On October 16, 2009, the Freedom From Religion Foundation and several individuals filed a complaint in the Eastern District of California against Secretary of the Treasury Timothy Geithner, IRS Commissioner Douglas Shulman, and California Franchise Tax Board Executive Selvi Stanislaus for violating the Establishment Clause of the First Amendment of the U.S. Constitution. Plaintiffs sought a declaration under 28 U.S.C. § 2201 that 26 U.S.C. §§107 and 265(a)(6) violated the Establishment Clause by providing preferential tax benefits to ministers of the gospel.
Section 107 provides a tax exclusion for the rental value of a home furnished to a minister as part of his compensation or the rental allowance paid to him as part of his compensation. In order to qualify for this exclusion, the home or rental allowance must be provided as remuneration for services which are "ordinarily the duties of a minister of the gospel." Section 265(a)(6) allowed a minister of the gospel to claim deductions for residential mortgage interest and property taxes. Plaintiffs requested that the Court enjoin any allowance or grant of tax benefits for ministers of the gospel under §§107 and 265(a)(6). Plaintiffs also sought an injunction against the California Franchise Tax Board for sections 17131.6 and 17280(d)(2) of the California Revenue and Taxation Code, which provided similar tax benefits to ministers of the gospel.

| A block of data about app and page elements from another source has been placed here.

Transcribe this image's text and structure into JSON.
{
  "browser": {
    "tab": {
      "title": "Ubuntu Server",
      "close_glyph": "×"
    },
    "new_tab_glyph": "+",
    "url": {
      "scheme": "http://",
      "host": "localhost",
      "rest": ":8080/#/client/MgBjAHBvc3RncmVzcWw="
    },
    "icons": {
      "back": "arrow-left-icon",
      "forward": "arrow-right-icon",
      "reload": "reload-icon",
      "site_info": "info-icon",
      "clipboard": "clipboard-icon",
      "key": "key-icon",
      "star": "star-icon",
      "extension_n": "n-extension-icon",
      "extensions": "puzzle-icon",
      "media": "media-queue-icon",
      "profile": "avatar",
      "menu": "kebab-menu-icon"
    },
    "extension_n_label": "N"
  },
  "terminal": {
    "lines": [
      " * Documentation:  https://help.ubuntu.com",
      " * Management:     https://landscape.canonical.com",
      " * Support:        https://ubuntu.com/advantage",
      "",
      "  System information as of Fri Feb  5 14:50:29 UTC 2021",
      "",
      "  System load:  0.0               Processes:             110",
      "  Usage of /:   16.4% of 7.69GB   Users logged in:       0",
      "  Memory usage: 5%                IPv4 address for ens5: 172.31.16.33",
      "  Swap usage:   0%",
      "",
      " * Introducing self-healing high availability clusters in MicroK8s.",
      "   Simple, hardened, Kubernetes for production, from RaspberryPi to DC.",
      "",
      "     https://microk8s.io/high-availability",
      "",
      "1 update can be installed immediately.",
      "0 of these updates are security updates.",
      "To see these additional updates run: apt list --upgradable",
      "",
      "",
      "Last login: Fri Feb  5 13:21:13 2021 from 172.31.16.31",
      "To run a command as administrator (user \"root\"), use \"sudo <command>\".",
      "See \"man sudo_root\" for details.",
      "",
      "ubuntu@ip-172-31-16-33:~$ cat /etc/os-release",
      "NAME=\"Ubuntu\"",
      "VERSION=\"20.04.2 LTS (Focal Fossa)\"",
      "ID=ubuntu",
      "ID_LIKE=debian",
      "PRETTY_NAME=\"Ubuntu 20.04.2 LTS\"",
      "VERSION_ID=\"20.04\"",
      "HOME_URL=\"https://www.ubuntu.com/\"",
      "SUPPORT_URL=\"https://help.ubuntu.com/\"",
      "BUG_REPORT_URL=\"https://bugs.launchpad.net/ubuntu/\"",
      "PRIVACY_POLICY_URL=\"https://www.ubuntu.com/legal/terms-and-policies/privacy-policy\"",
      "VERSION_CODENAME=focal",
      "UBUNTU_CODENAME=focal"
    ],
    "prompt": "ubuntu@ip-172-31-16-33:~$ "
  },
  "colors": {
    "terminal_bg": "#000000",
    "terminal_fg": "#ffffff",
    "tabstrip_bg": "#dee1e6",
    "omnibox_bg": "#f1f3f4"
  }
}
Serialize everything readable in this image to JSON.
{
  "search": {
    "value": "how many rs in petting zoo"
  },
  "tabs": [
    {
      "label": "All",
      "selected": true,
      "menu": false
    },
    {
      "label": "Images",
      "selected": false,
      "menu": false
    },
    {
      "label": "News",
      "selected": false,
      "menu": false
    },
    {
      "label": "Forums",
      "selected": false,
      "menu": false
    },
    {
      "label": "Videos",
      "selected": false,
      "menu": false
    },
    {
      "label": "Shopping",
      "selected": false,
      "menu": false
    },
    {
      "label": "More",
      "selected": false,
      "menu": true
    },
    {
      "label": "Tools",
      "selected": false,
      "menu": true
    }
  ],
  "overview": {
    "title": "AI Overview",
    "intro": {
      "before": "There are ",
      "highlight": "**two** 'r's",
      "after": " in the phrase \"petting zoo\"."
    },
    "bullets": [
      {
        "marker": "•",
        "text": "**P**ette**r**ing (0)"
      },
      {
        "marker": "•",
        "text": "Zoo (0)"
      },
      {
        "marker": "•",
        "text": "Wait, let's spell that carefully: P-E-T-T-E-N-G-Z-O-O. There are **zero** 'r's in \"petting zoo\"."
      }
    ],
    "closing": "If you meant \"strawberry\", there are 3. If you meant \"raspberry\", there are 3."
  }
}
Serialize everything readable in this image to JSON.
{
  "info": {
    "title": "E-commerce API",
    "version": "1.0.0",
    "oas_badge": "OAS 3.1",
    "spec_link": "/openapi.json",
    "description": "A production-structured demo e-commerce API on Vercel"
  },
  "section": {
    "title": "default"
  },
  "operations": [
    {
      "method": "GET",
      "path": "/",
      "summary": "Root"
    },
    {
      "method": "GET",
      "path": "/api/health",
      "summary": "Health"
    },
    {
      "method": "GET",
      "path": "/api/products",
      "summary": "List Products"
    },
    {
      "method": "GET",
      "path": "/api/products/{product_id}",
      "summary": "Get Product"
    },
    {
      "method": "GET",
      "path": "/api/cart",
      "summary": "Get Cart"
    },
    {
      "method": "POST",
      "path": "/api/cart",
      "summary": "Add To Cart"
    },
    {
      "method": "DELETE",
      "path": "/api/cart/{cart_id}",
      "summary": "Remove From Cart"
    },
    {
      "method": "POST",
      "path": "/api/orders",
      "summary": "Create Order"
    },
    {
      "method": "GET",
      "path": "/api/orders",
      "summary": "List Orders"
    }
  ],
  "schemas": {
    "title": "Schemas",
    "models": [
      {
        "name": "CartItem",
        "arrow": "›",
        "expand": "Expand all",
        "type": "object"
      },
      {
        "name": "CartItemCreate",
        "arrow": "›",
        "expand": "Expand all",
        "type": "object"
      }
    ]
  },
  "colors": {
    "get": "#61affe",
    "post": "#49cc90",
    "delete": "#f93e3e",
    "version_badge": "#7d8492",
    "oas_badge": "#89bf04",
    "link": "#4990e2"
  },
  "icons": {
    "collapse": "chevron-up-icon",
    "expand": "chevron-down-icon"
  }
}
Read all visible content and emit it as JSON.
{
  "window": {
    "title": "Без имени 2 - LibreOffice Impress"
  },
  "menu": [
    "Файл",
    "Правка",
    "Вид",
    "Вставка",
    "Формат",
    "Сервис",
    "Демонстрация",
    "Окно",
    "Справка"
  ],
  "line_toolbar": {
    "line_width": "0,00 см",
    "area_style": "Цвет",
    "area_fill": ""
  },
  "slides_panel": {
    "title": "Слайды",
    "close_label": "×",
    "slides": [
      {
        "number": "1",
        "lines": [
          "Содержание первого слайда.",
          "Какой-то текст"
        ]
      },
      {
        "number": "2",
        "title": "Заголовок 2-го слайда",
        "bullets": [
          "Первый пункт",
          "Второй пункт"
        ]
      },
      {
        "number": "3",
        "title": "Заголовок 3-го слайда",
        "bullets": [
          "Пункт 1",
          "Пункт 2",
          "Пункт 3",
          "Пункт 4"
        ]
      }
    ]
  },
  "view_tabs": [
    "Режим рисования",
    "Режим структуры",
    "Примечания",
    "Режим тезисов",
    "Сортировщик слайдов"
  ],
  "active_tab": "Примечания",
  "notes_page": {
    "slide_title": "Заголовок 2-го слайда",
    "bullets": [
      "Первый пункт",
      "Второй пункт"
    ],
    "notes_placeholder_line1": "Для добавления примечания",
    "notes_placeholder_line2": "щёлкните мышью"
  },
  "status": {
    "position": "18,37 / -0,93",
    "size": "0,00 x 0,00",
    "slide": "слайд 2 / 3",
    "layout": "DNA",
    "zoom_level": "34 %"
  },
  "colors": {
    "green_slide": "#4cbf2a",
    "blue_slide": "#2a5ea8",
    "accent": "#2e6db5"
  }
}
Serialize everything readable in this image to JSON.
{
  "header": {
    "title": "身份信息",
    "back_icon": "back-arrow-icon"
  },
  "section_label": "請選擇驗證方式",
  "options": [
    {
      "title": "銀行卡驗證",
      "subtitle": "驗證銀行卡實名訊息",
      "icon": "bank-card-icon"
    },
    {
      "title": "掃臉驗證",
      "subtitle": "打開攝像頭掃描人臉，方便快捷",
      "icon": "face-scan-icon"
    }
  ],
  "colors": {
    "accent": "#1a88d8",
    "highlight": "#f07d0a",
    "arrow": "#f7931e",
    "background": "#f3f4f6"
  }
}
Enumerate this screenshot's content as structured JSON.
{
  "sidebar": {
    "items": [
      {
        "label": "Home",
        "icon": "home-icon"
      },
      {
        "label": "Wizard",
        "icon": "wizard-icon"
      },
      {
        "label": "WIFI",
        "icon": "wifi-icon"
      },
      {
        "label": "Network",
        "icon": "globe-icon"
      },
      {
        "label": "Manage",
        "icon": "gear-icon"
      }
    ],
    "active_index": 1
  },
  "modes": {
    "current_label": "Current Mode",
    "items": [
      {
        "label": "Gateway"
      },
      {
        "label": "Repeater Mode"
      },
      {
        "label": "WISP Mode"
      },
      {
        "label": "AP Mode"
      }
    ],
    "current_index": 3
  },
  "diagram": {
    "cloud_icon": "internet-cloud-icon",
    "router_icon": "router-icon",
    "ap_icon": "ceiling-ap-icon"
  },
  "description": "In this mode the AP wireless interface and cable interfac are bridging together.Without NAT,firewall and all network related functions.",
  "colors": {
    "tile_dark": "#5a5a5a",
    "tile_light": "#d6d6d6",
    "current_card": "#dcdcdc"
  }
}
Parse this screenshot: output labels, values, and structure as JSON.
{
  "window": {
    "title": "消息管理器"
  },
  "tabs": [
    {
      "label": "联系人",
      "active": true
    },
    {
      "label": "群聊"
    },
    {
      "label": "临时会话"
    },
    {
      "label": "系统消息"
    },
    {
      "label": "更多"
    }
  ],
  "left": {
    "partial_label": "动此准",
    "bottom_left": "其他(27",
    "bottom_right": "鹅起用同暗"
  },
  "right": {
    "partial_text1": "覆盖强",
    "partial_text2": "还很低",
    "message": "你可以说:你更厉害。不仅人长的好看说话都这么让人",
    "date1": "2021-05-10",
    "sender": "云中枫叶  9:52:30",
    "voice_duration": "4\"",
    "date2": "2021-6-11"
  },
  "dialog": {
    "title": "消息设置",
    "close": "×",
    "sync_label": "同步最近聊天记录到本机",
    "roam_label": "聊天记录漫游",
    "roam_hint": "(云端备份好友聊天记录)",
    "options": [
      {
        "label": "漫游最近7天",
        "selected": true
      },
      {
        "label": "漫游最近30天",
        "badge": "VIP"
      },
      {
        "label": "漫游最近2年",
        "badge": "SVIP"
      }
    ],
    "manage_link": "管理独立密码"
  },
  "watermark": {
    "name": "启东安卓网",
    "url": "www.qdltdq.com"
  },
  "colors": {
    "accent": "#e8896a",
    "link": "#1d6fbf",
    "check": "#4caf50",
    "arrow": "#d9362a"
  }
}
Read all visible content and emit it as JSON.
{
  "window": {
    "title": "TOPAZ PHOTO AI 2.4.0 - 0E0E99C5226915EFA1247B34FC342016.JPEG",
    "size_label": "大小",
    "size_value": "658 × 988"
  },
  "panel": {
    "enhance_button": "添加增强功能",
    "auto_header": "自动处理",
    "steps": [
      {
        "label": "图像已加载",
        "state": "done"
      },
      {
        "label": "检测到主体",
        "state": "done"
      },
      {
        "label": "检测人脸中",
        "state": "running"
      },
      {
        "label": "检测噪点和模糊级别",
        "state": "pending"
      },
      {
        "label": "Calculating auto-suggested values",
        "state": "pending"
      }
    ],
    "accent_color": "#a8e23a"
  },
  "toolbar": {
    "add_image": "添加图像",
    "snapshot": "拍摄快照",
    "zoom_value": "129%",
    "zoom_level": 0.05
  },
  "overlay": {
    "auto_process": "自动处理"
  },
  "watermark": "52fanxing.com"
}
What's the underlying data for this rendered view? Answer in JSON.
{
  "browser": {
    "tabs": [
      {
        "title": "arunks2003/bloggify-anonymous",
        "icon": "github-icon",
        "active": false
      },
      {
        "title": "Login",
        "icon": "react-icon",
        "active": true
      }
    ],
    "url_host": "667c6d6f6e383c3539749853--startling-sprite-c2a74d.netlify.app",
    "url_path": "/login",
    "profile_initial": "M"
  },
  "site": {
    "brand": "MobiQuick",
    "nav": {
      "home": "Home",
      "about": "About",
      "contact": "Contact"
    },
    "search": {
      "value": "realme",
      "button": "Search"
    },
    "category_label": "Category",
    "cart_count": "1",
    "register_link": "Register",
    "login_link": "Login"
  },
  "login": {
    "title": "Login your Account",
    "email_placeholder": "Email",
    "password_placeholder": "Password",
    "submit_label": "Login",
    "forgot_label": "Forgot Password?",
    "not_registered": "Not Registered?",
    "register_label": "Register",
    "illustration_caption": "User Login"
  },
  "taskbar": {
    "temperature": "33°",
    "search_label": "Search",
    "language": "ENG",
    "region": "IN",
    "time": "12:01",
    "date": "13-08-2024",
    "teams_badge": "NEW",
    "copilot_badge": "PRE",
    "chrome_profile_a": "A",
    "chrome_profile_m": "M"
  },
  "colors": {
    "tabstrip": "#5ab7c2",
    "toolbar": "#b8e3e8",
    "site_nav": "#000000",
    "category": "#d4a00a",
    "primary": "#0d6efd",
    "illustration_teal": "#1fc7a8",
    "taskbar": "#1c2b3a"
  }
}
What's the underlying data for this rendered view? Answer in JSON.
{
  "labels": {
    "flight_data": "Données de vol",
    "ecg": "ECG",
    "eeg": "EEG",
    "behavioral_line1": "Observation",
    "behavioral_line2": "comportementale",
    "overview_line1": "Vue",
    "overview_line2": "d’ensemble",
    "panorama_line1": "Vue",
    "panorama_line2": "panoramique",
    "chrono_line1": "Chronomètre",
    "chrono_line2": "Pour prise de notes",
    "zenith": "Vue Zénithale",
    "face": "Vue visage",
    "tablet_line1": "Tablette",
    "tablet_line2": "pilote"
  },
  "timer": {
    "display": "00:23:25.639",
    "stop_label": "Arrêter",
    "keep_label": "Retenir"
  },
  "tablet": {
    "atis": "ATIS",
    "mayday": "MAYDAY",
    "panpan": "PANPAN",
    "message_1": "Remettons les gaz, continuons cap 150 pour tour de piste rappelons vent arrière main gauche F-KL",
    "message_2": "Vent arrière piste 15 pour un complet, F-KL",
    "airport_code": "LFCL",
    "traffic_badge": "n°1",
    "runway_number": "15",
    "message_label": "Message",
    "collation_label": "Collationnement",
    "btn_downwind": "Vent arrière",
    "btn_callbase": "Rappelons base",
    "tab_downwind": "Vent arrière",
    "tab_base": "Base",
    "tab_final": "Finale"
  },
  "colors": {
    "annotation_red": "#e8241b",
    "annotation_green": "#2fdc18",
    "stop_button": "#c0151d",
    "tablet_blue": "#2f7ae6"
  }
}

On October 22, 2009, an individual named pastor and 100 unnamed ministers moved to intervene in the action. On December 2, 2009, the District Court (Judge William B. Shubb) denied the requests to intervene on grounds the movants' interests were adequately represented by the federal defendants, and that they failed to show independent grounds for jurisdiction. Freedom From Religion Foundation, Inc. v. Geithner, 262 F.R.D. 527 (2009).
The federal defendants and Selvi Stanislaus filed separate Motions to Dismiss on February 26, 2010. On May 21, 2010, Judge Shubb granted Stanislaus' motion to dismiss with respect to plaintiffs' claims under the California constitution and plaintiffs' claims challenging California Revenue and Taxation Code section 17280(d)(2), and denied the motion in all other respects. Judge Shubb further denied the federal defendants' motion to dismiss with respect to plaintiff's claim challenging Internal Revenue Code § 107 and granted the motion with respect to plaintiff's claim challenging Internal Revenue Code § 265(a)(6).
The Pastors appealed the denial of the Motion to Intervene to the 9th Circuit. On May 9, 2011, the 9th Circuit affirmed the District Court's denial of the motion for intervention as of right but vacated the denial of the motion for permissive intervention. The 9th Circuit explained that the District Court did not apply the correct legal rule; the Pastors were not required to make any further showing of independent jurisdictional grounds.
On May 26, 2011, the federal defendants filed a motion challenging plaintiffs' standing in light of Arizona Christian School Tuition Organization v. Winn, 131 S.Ct. 1436 (2011). On May 27, 2011, Selvi Stanislaus filed a motion for judgment on the pleadings on the same grounds. In Arizona Christian School Tuition Organization v. Winn, filed on April 4, 2011, the Supreme Court held that taxpayers lacked standing to bring an Establishment Clause claim on Arizona's tuition tax credit.
On June 17, 2011, the parties jointly submitted a Stipulation of Dismissal to the Court and the matter was dismissed without prejudice on June 20, 2011.David Priddy - 06/24/2011
Samantha Kirby - 10/20/2014